The Japanese word Ikebana means something like “giving life to flowers” or just plain “arranging flowers.” Floral arranging may have arrived in Japan in the seventh century with Buddhism and its custom of offerings composed of flowers. Although the Japanese enjoyed and wrote about flowers in vases from the eighth century on, Ikebana was not documented until the fifteenth century. In 1462, the Zen monk Unzen Taigyoku noted in his journal a remarkable arrangement by the Ikenobō master Senkei, an arrangement so splendid that all the people of taste in Kyoto flocked to see it. The IkenobōSchool at which Senkei was a master was the first school of Ikebana, Founded in the 1400s by Senno Ikenobō, a Buddhist monk, at Rokkaku-dō Temple, the school continues today, and is run by a member of the forty-fifth generation of the Ikenobō family.
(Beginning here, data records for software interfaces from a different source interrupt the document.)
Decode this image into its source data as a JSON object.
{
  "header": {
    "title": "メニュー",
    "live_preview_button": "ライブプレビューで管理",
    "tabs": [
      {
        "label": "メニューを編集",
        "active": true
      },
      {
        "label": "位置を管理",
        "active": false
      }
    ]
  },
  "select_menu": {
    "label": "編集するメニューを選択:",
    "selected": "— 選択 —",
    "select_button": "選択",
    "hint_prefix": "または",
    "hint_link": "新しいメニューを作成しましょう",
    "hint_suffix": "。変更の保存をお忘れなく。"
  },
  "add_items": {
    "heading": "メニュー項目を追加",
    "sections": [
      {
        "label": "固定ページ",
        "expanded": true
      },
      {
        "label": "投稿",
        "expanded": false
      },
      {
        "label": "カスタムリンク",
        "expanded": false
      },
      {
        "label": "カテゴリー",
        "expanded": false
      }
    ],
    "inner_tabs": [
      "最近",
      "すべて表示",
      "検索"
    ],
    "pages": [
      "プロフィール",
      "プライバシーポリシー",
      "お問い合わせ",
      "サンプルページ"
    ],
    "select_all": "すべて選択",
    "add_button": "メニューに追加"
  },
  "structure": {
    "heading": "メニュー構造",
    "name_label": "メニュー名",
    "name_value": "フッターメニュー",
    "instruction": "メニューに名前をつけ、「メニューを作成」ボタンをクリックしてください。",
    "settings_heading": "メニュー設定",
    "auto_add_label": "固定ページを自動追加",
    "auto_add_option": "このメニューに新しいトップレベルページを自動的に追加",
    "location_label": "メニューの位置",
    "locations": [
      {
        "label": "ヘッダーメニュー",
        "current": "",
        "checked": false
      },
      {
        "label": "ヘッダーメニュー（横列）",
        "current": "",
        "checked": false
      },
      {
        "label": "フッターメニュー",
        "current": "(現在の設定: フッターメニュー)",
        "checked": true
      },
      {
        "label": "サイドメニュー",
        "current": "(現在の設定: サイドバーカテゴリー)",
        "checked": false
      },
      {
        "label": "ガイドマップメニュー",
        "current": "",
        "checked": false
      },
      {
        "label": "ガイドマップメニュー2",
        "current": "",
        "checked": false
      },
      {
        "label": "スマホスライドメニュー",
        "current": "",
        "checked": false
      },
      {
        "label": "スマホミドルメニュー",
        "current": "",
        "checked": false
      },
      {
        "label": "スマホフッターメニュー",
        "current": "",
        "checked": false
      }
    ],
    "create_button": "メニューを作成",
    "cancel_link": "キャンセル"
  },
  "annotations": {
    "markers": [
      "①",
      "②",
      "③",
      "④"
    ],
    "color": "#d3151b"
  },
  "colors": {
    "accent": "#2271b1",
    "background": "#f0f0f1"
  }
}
There are more flowers on the Museum’s upper level. A pair of flowered crowns from Guizhou province in southwestern China is on display in the soon-to-depart HATS AND HEADDRESSES (closes October 21). The bigger crown is covered with delicate silver flowers that are guarded by delightful birds. It was made to be worn by a village girl to a festival where she might have met her future husband. The smaller one, for a Lao Han prince, has, besides its engraved flower motifs, orange, white and purple clover springing from each side like flowers in the bud vases of grand, old touring cars. While we’re on the subject of Chinese headdress, there is also a charming baby cap in the shape of a white-striped, green tiger with pink rosebuds on its brow.
Flowers adorn a Turkish teapot. They’re highly stylized, and I’ve had a wonderful time looking at photographs of Turkish flowers trying to identify their derivation. Those that look like the kind I draw, with a circle for the stigma and petals around it, could be morning glories, but the fanciful ones that combine the shape of a thistle with a smooth calyx and some extraneous petals confound me. They could be exaggerated tulips, but the ones that I thought looked most like the flowers on the teapot were the traditionally drawn designs that could have been part of a wallpaper pattern. These fantastic flowers are a triumph of imagination. On the other hand, I recognize some of the flowers that decorate the Austro-Hungarian painted furniture. On the bed and the chairs, for example, I see, among other flowers, simplified roses, lilies and carnations. With time I may discover more familiar blooms. Finally there are the brightly colored, four-petalled flowers on the Guatemalan corte (skirt) in TRUE BLUE. To me they suggest the shape of dogwood. Their bold hues and general execution, however, are a credit to the weaver’s inspiration and skill.
Flowers, imagined and real, awaken curiosity, encourage contemplation, deliver unceasing beauty and can be found everywhere — even on the ceiling.